Listed records –

Start of Block

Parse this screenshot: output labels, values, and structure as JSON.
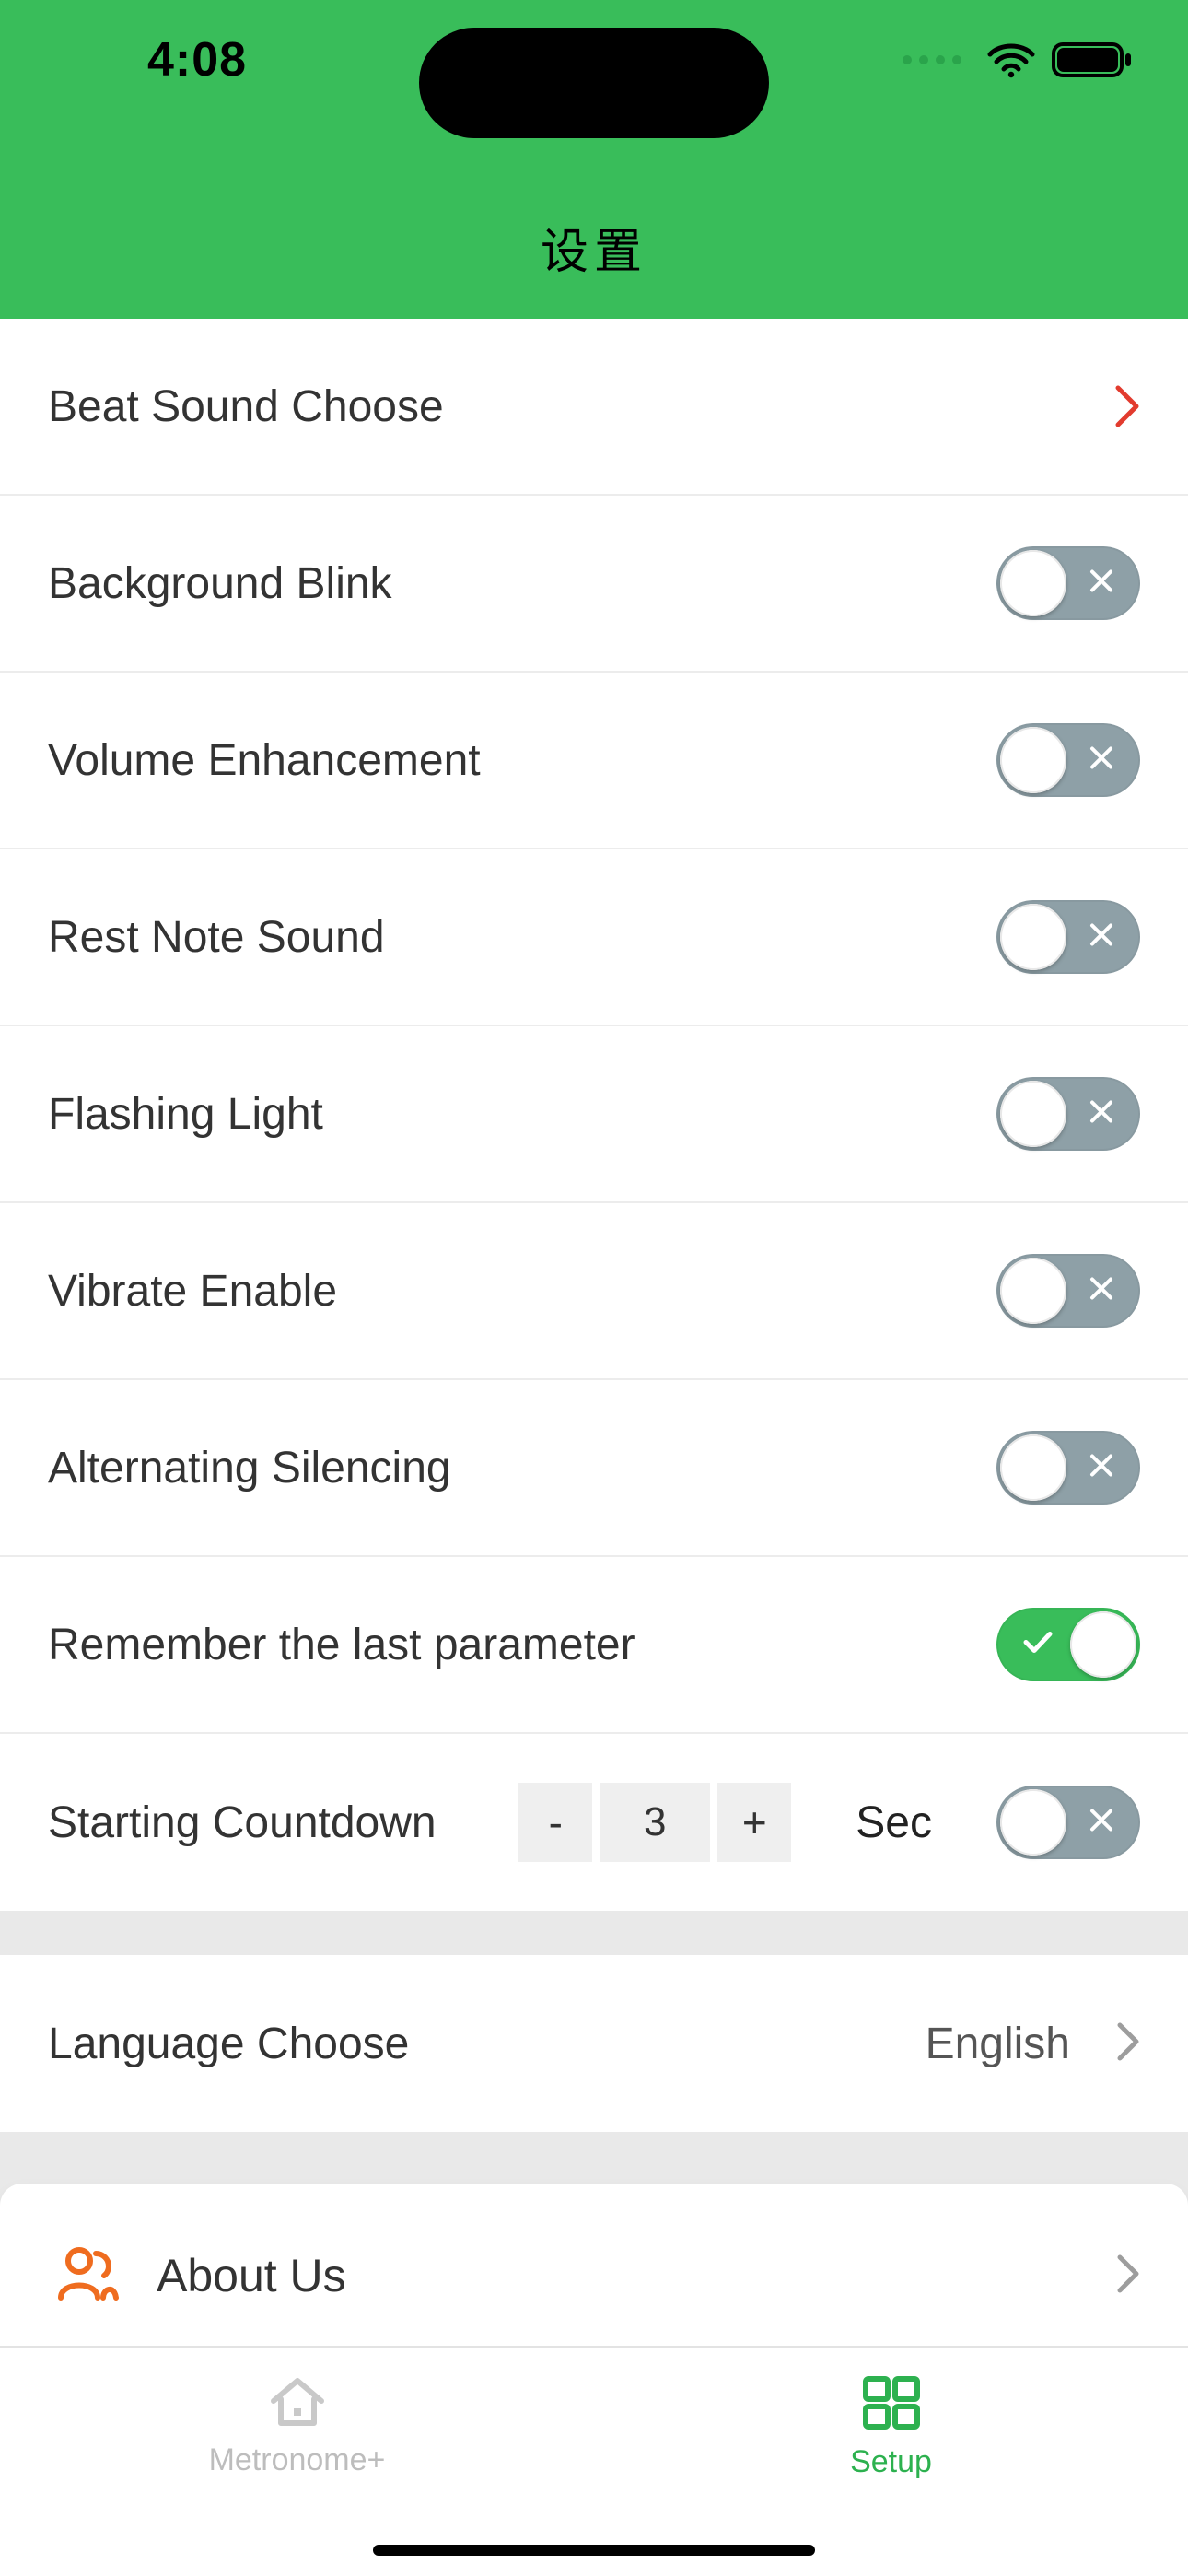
{
  "status": {
    "time": "4:08"
  },
  "header": {
    "title": "设置"
  },
  "settings": {
    "beat_sound_choose": "Beat Sound Choose",
    "background_blink": "Background Blink",
    "volume_enhancement": "Volume Enhancement",
    "rest_note_sound": "Rest Note Sound",
    "flashing_light": "Flashing Light",
    "vibrate_enable": "Vibrate Enable",
    "alternating_silencing": "Alternating Silencing",
    "remember_last": "Remember the last parameter",
    "starting_countdown": "Starting Countdown",
    "countdown_value": "3",
    "countdown_unit": "Sec",
    "minus": "-",
    "plus": "+",
    "toggles": {
      "background_blink": false,
      "volume_enhancement": false,
      "rest_note_sound": false,
      "flashing_light": false,
      "vibrate_enable": false,
      "alternating_silencing": false,
      "remember_last": true,
      "starting_countdown": false
    }
  },
  "language": {
    "label": "Language Choose",
    "value": "English"
  },
  "about": {
    "label": "About Us"
  },
  "tabs": {
    "metronome": "Metronome+",
    "setup": "Setup"
  },
  "colors": {
    "accent_green": "#39bd5a",
    "accent_orange": "#ef6c1f",
    "chevron_red": "#e23b2e"
  }
}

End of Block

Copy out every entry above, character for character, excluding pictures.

Parse this screenshot: output labels, values, and structure as JSON.
{
  "status": {
    "time": "4:08"
  },
  "header": {
    "title": "设置"
  },
  "settings": {
    "beat_sound_choose": "Beat Sound Choose",
    "background_blink": "Background Blink",
    "volume_enhancement": "Volume Enhancement",
    "rest_note_sound": "Rest Note Sound",
    "flashing_light": "Flashing Light",
    "vibrate_enable": "Vibrate Enable",
    "alternating_silencing": "Alternating Silencing",
    "remember_last": "Remember the last parameter",
    "starting_countdown": "Starting Countdown",
    "countdown_value": "3",
    "countdown_unit": "Sec",
    "minus": "-",
    "plus": "+",
    "toggles": {
      "background_blink": false,
      "volume_enhancement": false,
      "rest_note_sound": false,
      "flashing_light": false,
      "vibrate_enable": false,
      "alternating_silencing": false,
      "remember_last": true,
      "starting_countdown": false
    }
  },
  "language": {
    "label": "Language Choose",
    "value": "English"
  },
  "about": {
    "label": "About Us"
  },
  "tabs": {
    "metronome": "Metronome+",
    "setup": "Setup"
  },
  "colors": {
    "accent_green": "#39bd5a",
    "accent_orange": "#ef6c1f",
    "chevron_red": "#e23b2e"
  }
}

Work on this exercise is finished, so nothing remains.